Gravitational wave detectors upgraded to hunt for 'extreme cosmic events'

First we saw black hole mergers. Then we saw two neutron stars collide. Now LIGO's gearing up to reveal the secrets of the universe's birth.

Jackson Ryan Former Science Editor
Jackson Ryan was CNET's science editor, and a multiple award-winning one at that. Earlier, he'd been a scientist, but he realized he wasn't very happy sitting at a lab bench all day. Science writing, he realized, was the best job in the world -- it let him tell stories about space, the planet, climate change and the people working at the frontiers of human knowledge. He also owns a lot of ugly Christmas sweaters.
Jackson Ryan
2 min read

Our ability to detect gravitational waves is about to level up. 

The Laser Interferometer Gravitational-Wave Observatory (LIGO) facilities, residing in Washington and Louisiana, will be upgraded via grants from the US National Science Foundation, UK Research and Innovation and the Australian Research Council -- providing stronger, more frequent detections and decreasing noise.

Over $34 million will be provided for the upgrade which makes LIGO sound like the latest iPhone. When it is complete, LIGO will go from its crusty old 2015 "Advanced LIGO" phase to the "Advanced LIGO Plus" phase.

"I'm extremely excited about the future prospects that the Advanced LIGO Plus upgrade affords gravitational-wave astrophysics," said David Reitze, executive director of LIGO.

LIGO's twin facilities both contain two 4-kilometre long arms that use lasers to detect minute disturbances caused by extremely energetic cosmic events -- like black holes merging. The incredibly high-powered events are responsible for gravitational waves, rippling out through spacetime the same way water does when you drop a rock in a pond. By the time they reach Earth, the ripples are so small that only incredibly tiny disturbances in LIGO's lasers can detect them.

Two neutron stars colliding as gravitational waves spill outward

Simulating eXtreme Spacetimes

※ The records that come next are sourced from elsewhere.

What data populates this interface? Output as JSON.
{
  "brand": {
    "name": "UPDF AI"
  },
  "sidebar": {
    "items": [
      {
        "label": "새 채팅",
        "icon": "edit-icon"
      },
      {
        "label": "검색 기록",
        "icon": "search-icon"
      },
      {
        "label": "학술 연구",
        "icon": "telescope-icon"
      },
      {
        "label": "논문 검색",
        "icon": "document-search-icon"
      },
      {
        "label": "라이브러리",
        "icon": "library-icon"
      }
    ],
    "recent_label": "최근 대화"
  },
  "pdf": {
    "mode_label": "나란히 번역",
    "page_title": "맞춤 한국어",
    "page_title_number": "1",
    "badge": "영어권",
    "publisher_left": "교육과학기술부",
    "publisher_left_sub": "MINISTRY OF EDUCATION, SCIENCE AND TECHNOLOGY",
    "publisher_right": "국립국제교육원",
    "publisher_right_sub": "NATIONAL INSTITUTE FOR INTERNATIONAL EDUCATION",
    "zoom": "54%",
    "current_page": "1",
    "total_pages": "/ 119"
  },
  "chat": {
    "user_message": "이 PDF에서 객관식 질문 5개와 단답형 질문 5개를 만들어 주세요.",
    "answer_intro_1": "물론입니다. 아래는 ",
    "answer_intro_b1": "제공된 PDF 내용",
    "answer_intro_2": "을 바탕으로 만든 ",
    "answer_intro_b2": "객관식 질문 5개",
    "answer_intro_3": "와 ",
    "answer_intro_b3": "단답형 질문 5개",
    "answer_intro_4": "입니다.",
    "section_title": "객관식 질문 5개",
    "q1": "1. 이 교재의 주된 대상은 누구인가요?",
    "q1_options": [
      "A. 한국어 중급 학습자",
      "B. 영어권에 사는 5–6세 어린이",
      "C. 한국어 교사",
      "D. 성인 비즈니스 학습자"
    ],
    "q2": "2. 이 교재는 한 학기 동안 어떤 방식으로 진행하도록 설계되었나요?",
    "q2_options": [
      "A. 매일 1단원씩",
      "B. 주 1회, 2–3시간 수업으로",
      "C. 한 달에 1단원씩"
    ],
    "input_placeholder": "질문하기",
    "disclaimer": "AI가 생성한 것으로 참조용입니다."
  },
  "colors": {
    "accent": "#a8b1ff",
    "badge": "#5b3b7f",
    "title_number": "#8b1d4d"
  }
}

On Sept. 14 2015, the facilities provided the first evidence for a black hole merger -- and in turn, the existence of gravitational waves -- just four days after a three-year long upgrade. That discovery earned the lead scientists a Nobel Prize.

"We are poised to discover whole new types of phenomena, and we will now receive entirely new insights on familiar objects," said astronomer Bryan Gaensler shortly after the discovery.

Since that first world-changing detection, LIGO has seen 10 black hole mergers and a single, huge collision between two incredibly dense stars, known as neutron stars. The latter was such an extreme event that not only did it send ripples through spacetime but also was visible across the planet, detected by telescopes on the ground and in low Earth orbit.

The proposed upgrades will greatly increase the number of events that LIGO will detect. With only 11 under its belt so far, Reitze even expects we might see "black hole mergers on a daily basis" and describes neutron star mergers becoming "much more frequent".

All that extra power adds up, hopefully revealing some of the cosmos' deepest, darkest secrets.

Space junk: What happens when it crashes back to Earth? (pictures)

See all photos